Start of The data

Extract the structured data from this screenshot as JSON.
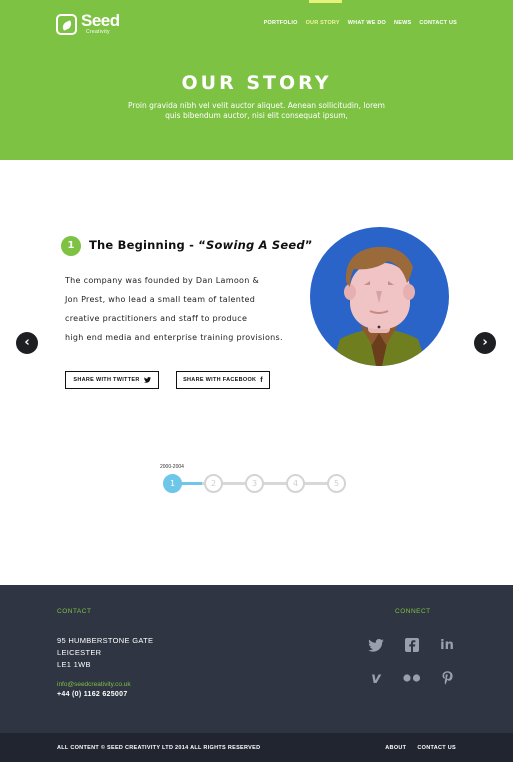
{
  "brand": {
    "name": "Seed",
    "tagline": "Creativity",
    "accent": "#7ec244"
  },
  "nav": {
    "items": [
      {
        "label": "PORTFOLIO",
        "active": false
      },
      {
        "label": "OUR STORY",
        "active": true
      },
      {
        "label": "WHAT WE DO",
        "active": false
      },
      {
        "label": "NEWS",
        "active": false
      },
      {
        "label": "CONTACT US",
        "active": false
      }
    ]
  },
  "hero": {
    "title": "OUR STORY",
    "subtitle": "Proin gravida nibh vel velit auctor aliquet. Aenean sollicitudin, lorem quis bibendum auctor, nisi elit consequat ipsum,"
  },
  "story": {
    "step": "1",
    "title_prefix": "The Beginning - “",
    "title_emphasis": "Sowing A Seed",
    "title_suffix": "”",
    "lines": [
      "The company was founded by Dan Lamoon &",
      "Jon Prest, who lead a small team of talented",
      "creative practitioners and staff to produce",
      "high end media and enterprise training provisions."
    ],
    "share_twitter": "SHARE WITH TWITTER",
    "share_facebook": "SHARE WITH FACEBOOK",
    "prev_icon": "chevron-left-icon",
    "next_icon": "chevron-right-icon"
  },
  "timeline": {
    "range_label": "2000-2004",
    "nodes": [
      "1",
      "2",
      "3",
      "4",
      "5"
    ],
    "active_index": 0,
    "progress_color": "#6ec6e8"
  },
  "footer": {
    "contact_heading": "CONTACT",
    "connect_heading": "CONNECT",
    "address": [
      "95 HUMBERSTONE GATE",
      "LEICESTER",
      "LE1 1WB"
    ],
    "email": "info@seedcreativity.co.uk",
    "phone": "+44 (0) 1162 625007",
    "social_icons": [
      "twitter-icon",
      "facebook-icon",
      "linkedin-icon",
      "vimeo-icon",
      "flickr-icon",
      "pinterest-icon"
    ],
    "copyright": "ALL CONTENT © SEED CREATIVITY LTD 2014 ALL RIGHTS RESERVED",
    "links": [
      "ABOUT",
      "CONTACT US"
    ]
  }
}
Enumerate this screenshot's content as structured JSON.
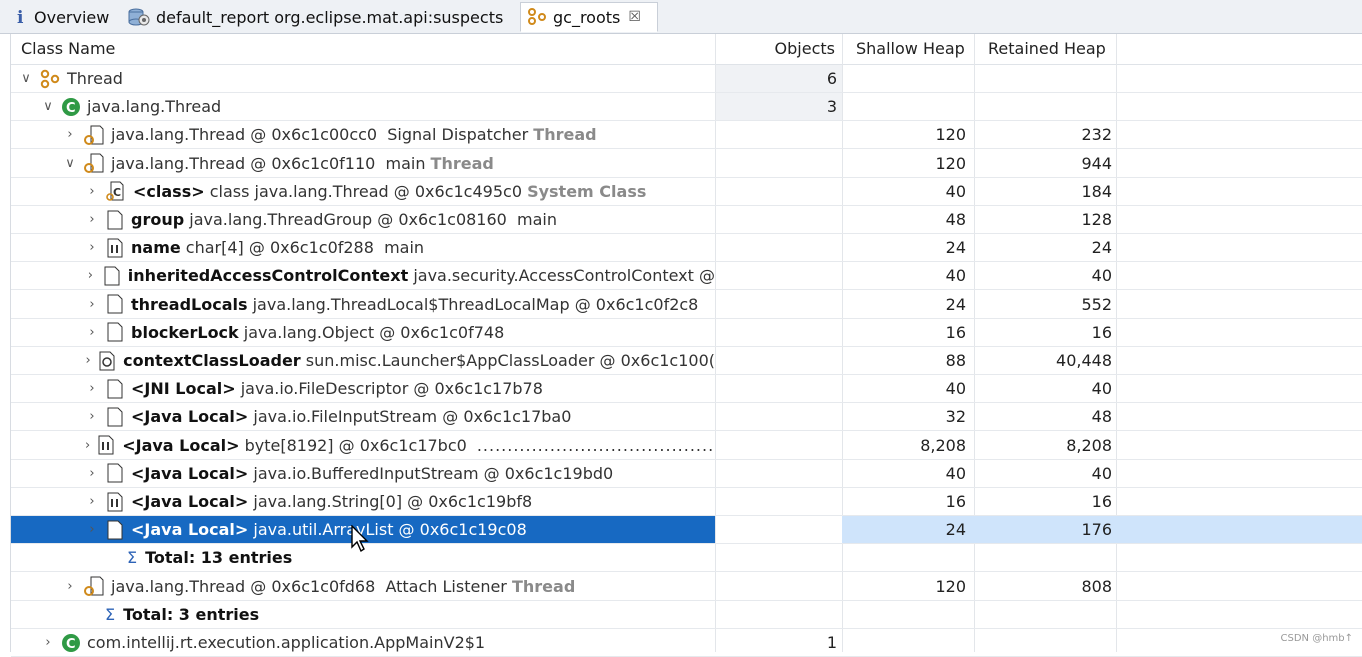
{
  "tabs": [
    {
      "label": "Overview",
      "icon": "info-icon",
      "active": false
    },
    {
      "label": "default_report  org.eclipse.mat.api:suspects",
      "icon": "report-icon",
      "active": false
    },
    {
      "label": "gc_roots",
      "icon": "gc-roots-icon",
      "active": true,
      "close": "☒"
    }
  ],
  "columns": {
    "class_name": "Class Name",
    "objects": "Objects",
    "shallow": "Shallow Heap",
    "retained": "Retained Heap"
  },
  "rows": [
    {
      "twisty": "∨",
      "icon": "gc-roots-icon",
      "bold": "",
      "rest": "Thread",
      "suffix": "",
      "objects": "6",
      "shallow": "",
      "retained": ""
    },
    {
      "twisty": "∨",
      "icon": "class-c-icon",
      "bold": "",
      "rest": "java.lang.Thread",
      "suffix": "",
      "objects": "3",
      "shallow": "",
      "retained": ""
    },
    {
      "twisty": "›",
      "icon": "thread-object-icon",
      "bold": "",
      "rest": "java.lang.Thread @ 0x6c1c00cc0  Signal Dispatcher ",
      "suffix": "Thread",
      "objects": "",
      "shallow": "120",
      "retained": "232"
    },
    {
      "twisty": "∨",
      "icon": "thread-object-icon",
      "bold": "",
      "rest": "java.lang.Thread @ 0x6c1c0f110  main ",
      "suffix": "Thread",
      "objects": "",
      "shallow": "120",
      "retained": "944"
    },
    {
      "twisty": "›",
      "icon": "class-object-icon",
      "bold": "<class>",
      "rest": " class java.lang.Thread @ 0x6c1c495c0 ",
      "suffix": "System Class",
      "objects": "",
      "shallow": "40",
      "retained": "184"
    },
    {
      "twisty": "›",
      "icon": "object-icon",
      "bold": "group",
      "rest": " java.lang.ThreadGroup @ 0x6c1c08160  main",
      "suffix": "",
      "objects": "",
      "shallow": "48",
      "retained": "128"
    },
    {
      "twisty": "›",
      "icon": "array-icon",
      "bold": "name",
      "rest": " char[4] @ 0x6c1c0f288  main",
      "suffix": "",
      "objects": "",
      "shallow": "24",
      "retained": "24"
    },
    {
      "twisty": "›",
      "icon": "object-icon",
      "bold": "inheritedAccessControlContext",
      "rest": " java.security.AccessControlContext @",
      "suffix": "",
      "objects": "",
      "shallow": "40",
      "retained": "40"
    },
    {
      "twisty": "›",
      "icon": "object-icon",
      "bold": "threadLocals",
      "rest": " java.lang.ThreadLocal$ThreadLocalMap @ 0x6c1c0f2c8",
      "suffix": "",
      "objects": "",
      "shallow": "24",
      "retained": "552"
    },
    {
      "twisty": "›",
      "icon": "object-icon",
      "bold": "blockerLock",
      "rest": " java.lang.Object @ 0x6c1c0f748",
      "suffix": "",
      "objects": "",
      "shallow": "16",
      "retained": "16"
    },
    {
      "twisty": "›",
      "icon": "classloader-icon",
      "bold": "contextClassLoader",
      "rest": " sun.misc.Launcher$AppClassLoader @ 0x6c1c100(",
      "suffix": "",
      "objects": "",
      "shallow": "88",
      "retained": "40,448"
    },
    {
      "twisty": "›",
      "icon": "object-icon",
      "bold": "<JNI Local>",
      "rest": " java.io.FileDescriptor @ 0x6c1c17b78",
      "suffix": "",
      "objects": "",
      "shallow": "40",
      "retained": "40"
    },
    {
      "twisty": "›",
      "icon": "object-icon",
      "bold": "<Java Local>",
      "rest": " java.io.FileInputStream @ 0x6c1c17ba0",
      "suffix": "",
      "objects": "",
      "shallow": "32",
      "retained": "48"
    },
    {
      "twisty": "›",
      "icon": "array-icon",
      "bold": "<Java Local>",
      "rest": " byte[8192] @ 0x6c1c17bc0",
      "suffix": "",
      "dots": "..........................................",
      "objects": "",
      "shallow": "8,208",
      "retained": "8,208"
    },
    {
      "twisty": "›",
      "icon": "object-icon",
      "bold": "<Java Local>",
      "rest": " java.io.BufferedInputStream @ 0x6c1c19bd0",
      "suffix": "",
      "objects": "",
      "shallow": "40",
      "retained": "40"
    },
    {
      "twisty": "›",
      "icon": "array-icon",
      "bold": "<Java Local>",
      "rest": " java.lang.String[0] @ 0x6c1c19bf8",
      "suffix": "",
      "objects": "",
      "shallow": "16",
      "retained": "16"
    },
    {
      "twisty": "›",
      "icon": "object-icon",
      "bold": "<Java Local>",
      "rest": " java.util.ArrayList @ 0x6c1c19c08",
      "suffix": "",
      "objects": "",
      "shallow": "24",
      "retained": "176",
      "selected": true
    },
    {
      "twisty": "",
      "icon": "sum-icon",
      "bold": "Total: 13 entries",
      "rest": "",
      "suffix": "",
      "objects": "",
      "shallow": "",
      "retained": ""
    },
    {
      "twisty": "›",
      "icon": "thread-object-icon",
      "bold": "",
      "rest": "java.lang.Thread @ 0x6c1c0fd68  Attach Listener ",
      "suffix": "Thread",
      "objects": "",
      "shallow": "120",
      "retained": "808"
    },
    {
      "twisty": "",
      "icon": "sum-icon",
      "bold": "Total: 3 entries",
      "rest": "",
      "suffix": "",
      "objects": "",
      "shallow": "",
      "retained": ""
    },
    {
      "twisty": "›",
      "icon": "class-c-icon",
      "bold": "",
      "rest": "com.intellij.rt.execution.application.AppMainV2$1",
      "suffix": "",
      "objects": "1",
      "shallow": "",
      "retained": ""
    }
  ],
  "sigma_glyph": "Σ",
  "watermark": "CSDN @hmb↑"
}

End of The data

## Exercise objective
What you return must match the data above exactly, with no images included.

## Answer box
Extract the structured data from this screenshot as JSON.
{
  "brand": {
    "name": "Seed",
    "tagline": "Creativity",
    "accent": "#7ec244"
  },
  "nav": {
    "items": [
      {
        "label": "PORTFOLIO",
        "active": false
      },
      {
        "label": "OUR STORY",
        "active": true
      },
      {
        "label": "WHAT WE DO",
        "active": false
      },
      {
        "label": "NEWS",
        "active": false
      },
      {
        "label": "CONTACT US",
        "active": false
      }
    ]
  },
  "hero": {
    "title": "OUR STORY",
    "subtitle": "Proin gravida nibh vel velit auctor aliquet. Aenean sollicitudin, lorem quis bibendum auctor, nisi elit consequat ipsum,"
  },
  "story": {
    "step": "1",
    "title_prefix": "The Beginning - “",
    "title_emphasis": "Sowing A Seed",
    "title_suffix": "”",
    "lines": [
      "The company was founded by Dan Lamoon &",
      "Jon Prest, who lead a small team of talented",
      "creative practitioners and staff to produce",
      "high end media and enterprise training provisions."
    ],
    "share_twitter": "SHARE WITH TWITTER",
    "share_facebook": "SHARE WITH FACEBOOK",
    "prev_icon": "chevron-left-icon",
    "next_icon": "chevron-right-icon"
  },
  "timeline": {
    "range_label": "2000-2004",
    "nodes": [
      "1",
      "2",
      "3",
      "4",
      "5"
    ],
    "active_index": 0,
    "progress_color": "#6ec6e8"
  },
  "footer": {
    "contact_heading": "CONTACT",
    "connect_heading": "CONNECT",
    "address": [
      "95 HUMBERSTONE GATE",
      "LEICESTER",
      "LE1 1WB"
    ],
    "email": "info@seedcreativity.co.uk",
    "phone": "+44 (0) 1162 625007",
    "social_icons": [
      "twitter-icon",
      "facebook-icon",
      "linkedin-icon",
      "vimeo-icon",
      "flickr-icon",
      "pinterest-icon"
    ],
    "copyright": "ALL CONTENT © SEED CREATIVITY LTD 2014 ALL RIGHTS RESERVED",
    "links": [
      "ABOUT",
      "CONTACT US"
    ]
  }
}
Enumerate this screenshot's content as structured JSON.
{
  "tabs": [
    {
      "label": "Overview",
      "icon": "info-icon",
      "active": false
    },
    {
      "label": "default_report  org.eclipse.mat.api:suspects",
      "icon": "report-icon",
      "active": false
    },
    {
      "label": "gc_roots",
      "icon": "gc-roots-icon",
      "active": true,
      "close": "☒"
    }
  ],
  "columns": {
    "class_name": "Class Name",
    "objects": "Objects",
    "shallow": "Shallow Heap",
    "retained": "Retained Heap"
  },
  "rows": [
    {
      "twisty": "∨",
      "icon": "gc-roots-icon",
      "bold": "",
      "rest": "Thread",
      "suffix": "",
      "objects": "6",
      "shallow": "",
      "retained": ""
    },
    {
      "twisty": "∨",
      "icon": "class-c-icon",
      "bold": "",
      "rest": "java.lang.Thread",
      "suffix": "",
      "objects": "3",
      "shallow": "",
      "retained": ""
    },
    {
      "twisty": "›",
      "icon": "thread-object-icon",
      "bold": "",
      "rest": "java.lang.Thread @ 0x6c1c00cc0  Signal Dispatcher ",
      "suffix": "Thread",
      "objects": "",
      "shallow": "120",
      "retained": "232"
    },
    {
      "twisty": "∨",
      "icon": "thread-object-icon",
      "bold": "",
      "rest": "java.lang.Thread @ 0x6c1c0f110  main ",
      "suffix": "Thread",
      "objects": "",
      "shallow": "120",
      "retained": "944"
    },
    {
      "twisty": "›",
      "icon": "class-object-icon",
      "bold": "<class>",
      "rest": " class java.lang.Thread @ 0x6c1c495c0 ",
      "suffix": "System Class",
      "objects": "",
      "shallow": "40",
      "retained": "184"
    },
    {
      "twisty": "›",
      "icon": "object-icon",
      "bold": "group",
      "rest": " java.lang.ThreadGroup @ 0x6c1c08160  main",
      "suffix": "",
      "objects": "",
      "shallow": "48",
      "retained": "128"
    },
    {
      "twisty": "›",
      "icon": "array-icon",
      "bold": "name",
      "rest": " char[4] @ 0x6c1c0f288  main",
      "suffix": "",
      "objects": "",
      "shallow": "24",
      "retained": "24"
    },
    {
      "twisty": "›",
      "icon": "object-icon",
      "bold": "inheritedAccessControlContext",
      "rest": " java.security.AccessControlContext @",
      "suffix": "",
      "objects": "",
      "shallow": "40",
      "retained": "40"
    },
    {
      "twisty": "›",
      "icon": "object-icon",
      "bold": "threadLocals",
      "rest": " java.lang.ThreadLocal$ThreadLocalMap @ 0x6c1c0f2c8",
      "suffix": "",
      "objects": "",
      "shallow": "24",
      "retained": "552"
    },
    {
      "twisty": "›",
      "icon": "object-icon",
      "bold": "blockerLock",
      "rest": " java.lang.Object @ 0x6c1c0f748",
      "suffix": "",
      "objects": "",
      "shallow": "16",
      "retained": "16"
    },
    {
      "twisty": "›",
      "icon": "classloader-icon",
      "bold": "contextClassLoader",
      "rest": " sun.misc.Launcher$AppClassLoader @ 0x6c1c100(",
      "suffix": "",
      "objects": "",
      "shallow": "88",
      "retained": "40,448"
    },
    {
      "twisty": "›",
      "icon": "object-icon",
      "bold": "<JNI Local>",
      "rest": " java.io.FileDescriptor @ 0x6c1c17b78",
      "suffix": "",
      "objects": "",
      "shallow": "40",
      "retained": "40"
    },
    {
      "twisty": "›",
      "icon": "object-icon",
      "bold": "<Java Local>",
      "rest": " java.io.FileInputStream @ 0x6c1c17ba0",
      "suffix": "",
      "objects": "",
      "shallow": "32",
      "retained": "48"
    },
    {
      "twisty": "›",
      "icon": "array-icon",
      "bold": "<Java Local>",
      "rest": " byte[8192] @ 0x6c1c17bc0",
      "suffix": "",
      "dots": "..........................................",
      "objects": "",
      "shallow": "8,208",
      "retained": "8,208"
    },
    {
      "twisty": "›",
      "icon": "object-icon",
      "bold": "<Java Local>",
      "rest": " java.io.BufferedInputStream @ 0x6c1c19bd0",
      "suffix": "",
      "objects": "",
      "shallow": "40",
      "retained": "40"
    },
    {
      "twisty": "›",
      "icon": "array-icon",
      "bold": "<Java Local>",
      "rest": " java.lang.String[0] @ 0x6c1c19bf8",
      "suffix": "",
      "objects": "",
      "shallow": "16",
      "retained": "16"
    },
    {
      "twisty": "›",
      "icon": "object-icon",
      "bold": "<Java Local>",
      "rest": " java.util.ArrayList @ 0x6c1c19c08",
      "suffix": "",
      "objects": "",
      "shallow": "24",
      "retained": "176",
      "selected": true
    },
    {
      "twisty": "",
      "icon": "sum-icon",
      "bold": "Total: 13 entries",
      "rest": "",
      "suffix": "",
      "objects": "",
      "shallow": "",
      "retained": ""
    },
    {
      "twisty": "›",
      "icon": "thread-object-icon",
      "bold": "",
      "rest": "java.lang.Thread @ 0x6c1c0fd68  Attach Listener ",
      "suffix": "Thread",
      "objects": "",
      "shallow": "120",
      "retained": "808"
    },
    {
      "twisty": "",
      "icon": "sum-icon",
      "bold": "Total: 3 entries",
      "rest": "",
      "suffix": "",
      "objects": "",
      "shallow": "",
      "retained": ""
    },
    {
      "twisty": "›",
      "icon": "class-c-icon",
      "bold": "",
      "rest": "com.intellij.rt.execution.application.AppMainV2$1",
      "suffix": "",
      "objects": "1",
      "shallow": "",
      "retained": ""
    }
  ],
  "sigma_glyph": "Σ",
  "watermark": "CSDN @hmb↑"
}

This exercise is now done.